### What you are asked to do
Set down the data below in full, exactly as it reads, but without the pictures.

(Dataset records)
★ ★ ★
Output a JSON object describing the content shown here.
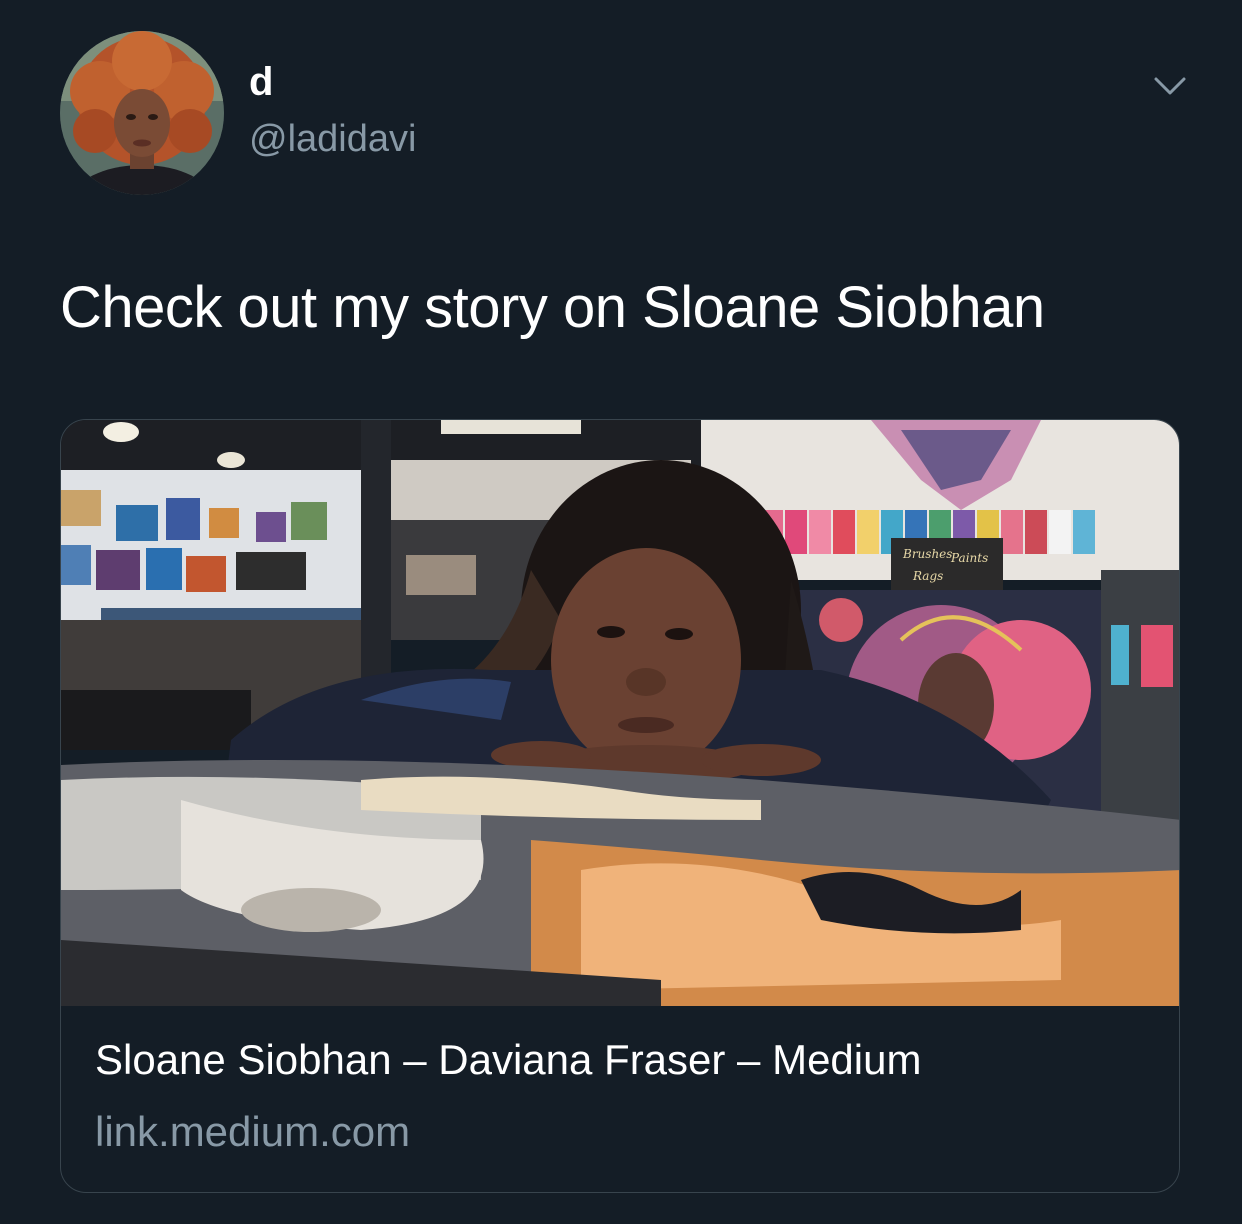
{
  "tweet": {
    "author": {
      "display_name": "d",
      "handle": "@ladidavi",
      "avatar_icon": "profile-photo"
    },
    "menu_icon": "chevron-down-icon",
    "text": "Check out my story on Sloane Siobhan",
    "link_card": {
      "title": "Sloane Siobhan – Daviana Fraser – Medium",
      "domain": "link.medium.com",
      "image": "photo-artist-leaning-on-painting",
      "image_signs": {
        "line1": "Brushes",
        "line2": "Paints",
        "line3": "Rags"
      }
    }
  },
  "colors": {
    "background": "#141d26",
    "text_primary": "#ffffff",
    "text_secondary": "#8899a6",
    "card_border": "#38444d"
  }
}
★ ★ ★
### Exercise solution
Output a JSON object describing the content shown here.
{
  "tweet": {
    "author": {
      "display_name": "d",
      "handle": "@ladidavi",
      "avatar_icon": "profile-photo"
    },
    "menu_icon": "chevron-down-icon",
    "text": "Check out my story on Sloane Siobhan",
    "link_card": {
      "title": "Sloane Siobhan – Daviana Fraser – Medium",
      "domain": "link.medium.com",
      "image": "photo-artist-leaning-on-painting",
      "image_signs": {
        "line1": "Brushes",
        "line2": "Paints",
        "line3": "Rags"
      }
    }
  },
  "colors": {
    "background": "#141d26",
    "text_primary": "#ffffff",
    "text_secondary": "#8899a6",
    "card_border": "#38444d"
  }
}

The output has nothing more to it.